Items from a dataset
▽
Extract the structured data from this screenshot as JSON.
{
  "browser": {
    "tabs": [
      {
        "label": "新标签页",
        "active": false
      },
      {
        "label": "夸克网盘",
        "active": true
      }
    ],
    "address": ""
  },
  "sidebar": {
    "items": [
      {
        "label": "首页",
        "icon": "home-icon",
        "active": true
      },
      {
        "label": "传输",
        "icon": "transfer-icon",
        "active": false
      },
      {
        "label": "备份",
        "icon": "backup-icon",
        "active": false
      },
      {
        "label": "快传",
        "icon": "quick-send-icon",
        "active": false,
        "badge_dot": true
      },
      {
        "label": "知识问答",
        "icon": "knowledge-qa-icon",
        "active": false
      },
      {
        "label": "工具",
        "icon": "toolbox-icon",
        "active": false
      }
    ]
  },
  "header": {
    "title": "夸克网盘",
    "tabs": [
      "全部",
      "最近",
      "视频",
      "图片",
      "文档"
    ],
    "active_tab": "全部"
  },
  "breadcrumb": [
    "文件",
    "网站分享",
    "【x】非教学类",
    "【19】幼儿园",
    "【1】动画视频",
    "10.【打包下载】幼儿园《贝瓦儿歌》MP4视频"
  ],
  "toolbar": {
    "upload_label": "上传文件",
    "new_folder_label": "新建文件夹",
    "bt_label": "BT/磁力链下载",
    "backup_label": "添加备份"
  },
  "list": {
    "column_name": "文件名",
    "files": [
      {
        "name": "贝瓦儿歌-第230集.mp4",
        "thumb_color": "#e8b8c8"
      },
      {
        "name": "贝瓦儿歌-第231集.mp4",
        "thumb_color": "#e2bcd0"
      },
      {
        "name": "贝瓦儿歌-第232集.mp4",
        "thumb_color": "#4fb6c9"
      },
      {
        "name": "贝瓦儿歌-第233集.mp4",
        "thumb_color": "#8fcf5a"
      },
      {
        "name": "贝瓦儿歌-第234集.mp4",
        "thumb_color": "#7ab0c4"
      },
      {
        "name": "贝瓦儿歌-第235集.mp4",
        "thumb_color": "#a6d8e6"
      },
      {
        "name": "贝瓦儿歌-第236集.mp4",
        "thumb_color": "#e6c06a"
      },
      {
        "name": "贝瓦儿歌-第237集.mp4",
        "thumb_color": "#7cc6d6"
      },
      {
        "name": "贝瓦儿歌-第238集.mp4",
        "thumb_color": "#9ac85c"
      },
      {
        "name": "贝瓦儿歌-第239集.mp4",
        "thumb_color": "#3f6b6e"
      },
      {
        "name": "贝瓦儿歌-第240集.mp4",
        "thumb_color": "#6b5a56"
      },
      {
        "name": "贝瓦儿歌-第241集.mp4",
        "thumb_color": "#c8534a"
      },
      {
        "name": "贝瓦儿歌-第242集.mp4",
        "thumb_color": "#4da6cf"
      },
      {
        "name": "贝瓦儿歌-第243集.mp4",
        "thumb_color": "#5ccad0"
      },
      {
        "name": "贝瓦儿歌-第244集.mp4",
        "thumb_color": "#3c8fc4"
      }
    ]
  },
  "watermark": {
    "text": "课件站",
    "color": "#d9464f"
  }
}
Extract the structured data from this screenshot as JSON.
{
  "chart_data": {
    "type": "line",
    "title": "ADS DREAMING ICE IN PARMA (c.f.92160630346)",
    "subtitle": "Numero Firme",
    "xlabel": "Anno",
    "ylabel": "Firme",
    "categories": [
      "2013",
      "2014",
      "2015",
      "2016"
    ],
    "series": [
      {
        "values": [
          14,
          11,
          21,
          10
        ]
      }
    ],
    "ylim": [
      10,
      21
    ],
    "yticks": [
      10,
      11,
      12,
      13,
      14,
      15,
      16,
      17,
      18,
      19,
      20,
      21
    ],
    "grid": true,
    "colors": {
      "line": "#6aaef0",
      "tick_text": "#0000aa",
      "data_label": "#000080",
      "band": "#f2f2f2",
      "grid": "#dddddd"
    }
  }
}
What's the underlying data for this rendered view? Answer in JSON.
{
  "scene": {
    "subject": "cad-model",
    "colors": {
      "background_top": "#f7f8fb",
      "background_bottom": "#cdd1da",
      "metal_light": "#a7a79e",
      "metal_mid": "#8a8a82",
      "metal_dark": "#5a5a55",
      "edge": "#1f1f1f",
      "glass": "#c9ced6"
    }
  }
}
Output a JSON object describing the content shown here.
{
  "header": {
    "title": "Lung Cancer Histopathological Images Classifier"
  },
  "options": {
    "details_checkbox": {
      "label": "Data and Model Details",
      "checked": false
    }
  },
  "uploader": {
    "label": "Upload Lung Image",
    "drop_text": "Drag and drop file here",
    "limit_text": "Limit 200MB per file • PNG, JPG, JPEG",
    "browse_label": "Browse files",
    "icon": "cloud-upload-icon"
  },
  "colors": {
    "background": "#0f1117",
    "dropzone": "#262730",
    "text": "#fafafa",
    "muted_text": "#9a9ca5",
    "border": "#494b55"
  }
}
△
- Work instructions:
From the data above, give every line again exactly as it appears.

- Finished exercise:
Extract the structured data from this screenshot as JSON.
{
  "browser": {
    "tabs": [
      {
        "label": "新标签页",
        "active": false
      },
      {
        "label": "夸克网盘",
        "active": true
      }
    ],
    "address": ""
  },
  "sidebar": {
    "items": [
      {
        "label": "首页",
        "icon": "home-icon",
        "active": true
      },
      {
        "label": "传输",
        "icon": "transfer-icon",
        "active": false
      },
      {
        "label": "备份",
        "icon": "backup-icon",
        "active": false
      },
      {
        "label": "快传",
        "icon": "quick-send-icon",
        "active": false,
        "badge_dot": true
      },
      {
        "label": "知识问答",
        "icon": "knowledge-qa-icon",
        "active": false
      },
      {
        "label": "工具",
        "icon": "toolbox-icon",
        "active": false
      }
    ]
  },
  "header": {
    "title": "夸克网盘",
    "tabs": [
      "全部",
      "最近",
      "视频",
      "图片",
      "文档"
    ],
    "active_tab": "全部"
  },
  "breadcrumb": [
    "文件",
    "网站分享",
    "【x】非教学类",
    "【19】幼儿园",
    "【1】动画视频",
    "10.【打包下载】幼儿园《贝瓦儿歌》MP4视频"
  ],
  "toolbar": {
    "upload_label": "上传文件",
    "new_folder_label": "新建文件夹",
    "bt_label": "BT/磁力链下载",
    "backup_label": "添加备份"
  },
  "list": {
    "column_name": "文件名",
    "files": [
      {
        "name": "贝瓦儿歌-第230集.mp4",
        "thumb_color": "#e8b8c8"
      },
      {
        "name": "贝瓦儿歌-第231集.mp4",
        "thumb_color": "#e2bcd0"
      },
      {
        "name": "贝瓦儿歌-第232集.mp4",
        "thumb_color": "#4fb6c9"
      },
      {
        "name": "贝瓦儿歌-第233集.mp4",
        "thumb_color": "#8fcf5a"
      },
      {
        "name": "贝瓦儿歌-第234集.mp4",
        "thumb_color": "#7ab0c4"
      },
      {
        "name": "贝瓦儿歌-第235集.mp4",
        "thumb_color": "#a6d8e6"
      },
      {
        "name": "贝瓦儿歌-第236集.mp4",
        "thumb_color": "#e6c06a"
      },
      {
        "name": "贝瓦儿歌-第237集.mp4",
        "thumb_color": "#7cc6d6"
      },
      {
        "name": "贝瓦儿歌-第238集.mp4",
        "thumb_color": "#9ac85c"
      },
      {
        "name": "贝瓦儿歌-第239集.mp4",
        "thumb_color": "#3f6b6e"
      },
      {
        "name": "贝瓦儿歌-第240集.mp4",
        "thumb_color": "#6b5a56"
      },
      {
        "name": "贝瓦儿歌-第241集.mp4",
        "thumb_color": "#c8534a"
      },
      {
        "name": "贝瓦儿歌-第242集.mp4",
        "thumb_color": "#4da6cf"
      },
      {
        "name": "贝瓦儿歌-第243集.mp4",
        "thumb_color": "#5ccad0"
      },
      {
        "name": "贝瓦儿歌-第244集.mp4",
        "thumb_color": "#3c8fc4"
      }
    ]
  },
  "watermark": {
    "text": "课件站",
    "color": "#d9464f"
  }
}
Extract the structured data from this screenshot as JSON.
{
  "chart_data": {
    "type": "line",
    "title": "ADS DREAMING ICE IN PARMA (c.f.92160630346)",
    "subtitle": "Numero Firme",
    "xlabel": "Anno",
    "ylabel": "Firme",
    "categories": [
      "2013",
      "2014",
      "2015",
      "2016"
    ],
    "series": [
      {
        "values": [
          14,
          11,
          21,
          10
        ]
      }
    ],
    "ylim": [
      10,
      21
    ],
    "yticks": [
      10,
      11,
      12,
      13,
      14,
      15,
      16,
      17,
      18,
      19,
      20,
      21
    ],
    "grid": true,
    "colors": {
      "line": "#6aaef0",
      "tick_text": "#0000aa",
      "data_label": "#000080",
      "band": "#f2f2f2",
      "grid": "#dddddd"
    }
  }
}
What's the underlying data for this rendered view? Answer in JSON.
{
  "scene": {
    "subject": "cad-model",
    "colors": {
      "background_top": "#f7f8fb",
      "background_bottom": "#cdd1da",
      "metal_light": "#a7a79e",
      "metal_mid": "#8a8a82",
      "metal_dark": "#5a5a55",
      "edge": "#1f1f1f",
      "glass": "#c9ced6"
    }
  }
}
Output a JSON object describing the content shown here.
{
  "header": {
    "title": "Lung Cancer Histopathological Images Classifier"
  },
  "options": {
    "details_checkbox": {
      "label": "Data and Model Details",
      "checked": false
    }
  },
  "uploader": {
    "label": "Upload Lung Image",
    "drop_text": "Drag and drop file here",
    "limit_text": "Limit 200MB per file • PNG, JPG, JPEG",
    "browse_label": "Browse files",
    "icon": "cloud-upload-icon"
  },
  "colors": {
    "background": "#0f1117",
    "dropzone": "#262730",
    "text": "#fafafa",
    "muted_text": "#9a9ca5",
    "border": "#494b55"
  }
}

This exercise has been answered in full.